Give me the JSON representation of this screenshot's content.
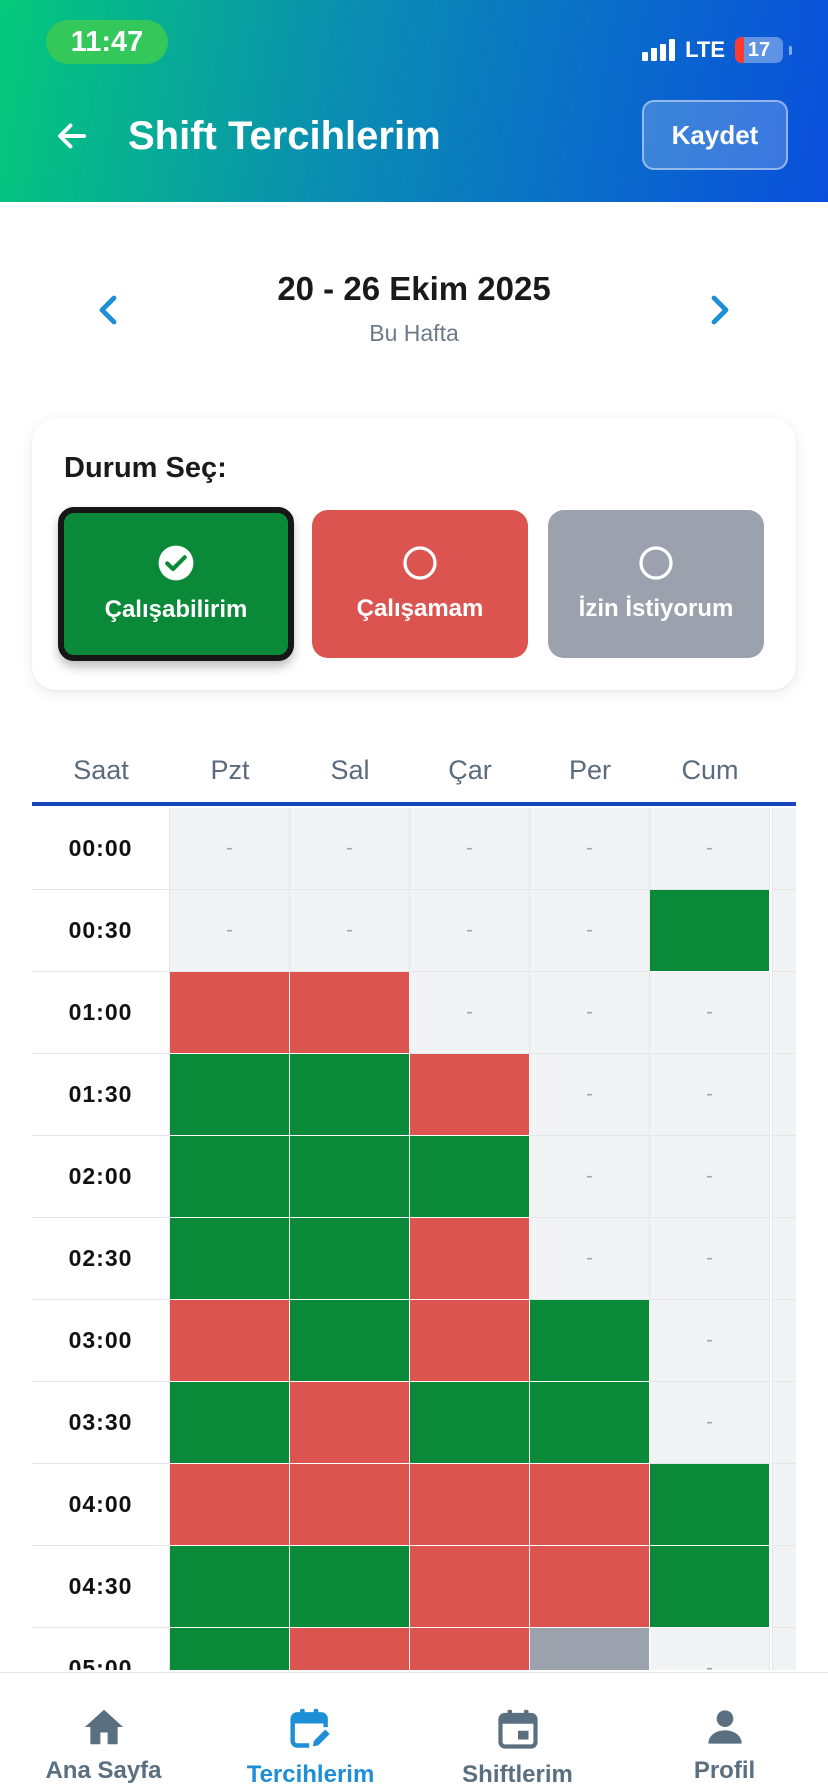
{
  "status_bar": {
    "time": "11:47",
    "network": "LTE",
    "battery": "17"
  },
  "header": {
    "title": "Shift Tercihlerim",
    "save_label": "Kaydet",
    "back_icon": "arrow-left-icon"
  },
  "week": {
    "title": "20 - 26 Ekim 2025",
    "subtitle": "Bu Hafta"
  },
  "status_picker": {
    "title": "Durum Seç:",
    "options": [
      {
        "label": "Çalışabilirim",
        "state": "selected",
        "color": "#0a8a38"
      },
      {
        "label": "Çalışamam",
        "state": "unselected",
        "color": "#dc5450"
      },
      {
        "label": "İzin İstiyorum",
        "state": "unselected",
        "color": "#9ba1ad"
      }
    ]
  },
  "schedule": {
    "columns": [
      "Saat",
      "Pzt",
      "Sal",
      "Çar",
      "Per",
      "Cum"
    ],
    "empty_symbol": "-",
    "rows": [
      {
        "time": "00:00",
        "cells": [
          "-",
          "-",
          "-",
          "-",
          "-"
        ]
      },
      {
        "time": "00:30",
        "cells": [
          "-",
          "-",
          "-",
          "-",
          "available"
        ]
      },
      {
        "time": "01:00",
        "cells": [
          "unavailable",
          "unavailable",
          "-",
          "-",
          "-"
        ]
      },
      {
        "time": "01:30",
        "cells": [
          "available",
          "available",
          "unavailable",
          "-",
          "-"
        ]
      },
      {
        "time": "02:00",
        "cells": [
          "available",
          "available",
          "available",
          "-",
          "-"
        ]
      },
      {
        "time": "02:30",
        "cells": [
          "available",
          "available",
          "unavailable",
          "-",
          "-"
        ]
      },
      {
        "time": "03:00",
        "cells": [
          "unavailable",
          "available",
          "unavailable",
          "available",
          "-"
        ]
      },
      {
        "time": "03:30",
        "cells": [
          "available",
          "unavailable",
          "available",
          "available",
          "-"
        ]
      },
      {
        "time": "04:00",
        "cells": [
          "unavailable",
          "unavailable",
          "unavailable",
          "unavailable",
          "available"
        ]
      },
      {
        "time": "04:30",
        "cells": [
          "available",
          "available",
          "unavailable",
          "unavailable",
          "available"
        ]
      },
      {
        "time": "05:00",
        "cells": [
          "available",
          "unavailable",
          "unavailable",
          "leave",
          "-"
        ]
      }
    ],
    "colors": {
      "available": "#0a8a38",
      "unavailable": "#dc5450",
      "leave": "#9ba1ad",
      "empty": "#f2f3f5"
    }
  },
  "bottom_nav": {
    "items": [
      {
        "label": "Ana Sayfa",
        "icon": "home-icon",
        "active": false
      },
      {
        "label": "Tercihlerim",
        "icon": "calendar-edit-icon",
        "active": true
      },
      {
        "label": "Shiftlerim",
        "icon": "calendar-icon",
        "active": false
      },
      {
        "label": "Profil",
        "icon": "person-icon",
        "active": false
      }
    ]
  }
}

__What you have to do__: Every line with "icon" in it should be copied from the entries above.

__Task answer__:
    "back_icon": "arrow-left-icon"
        "icon": "home-icon",
        "icon": "calendar-edit-icon",
        "icon": "calendar-icon",
        "icon": "person-icon",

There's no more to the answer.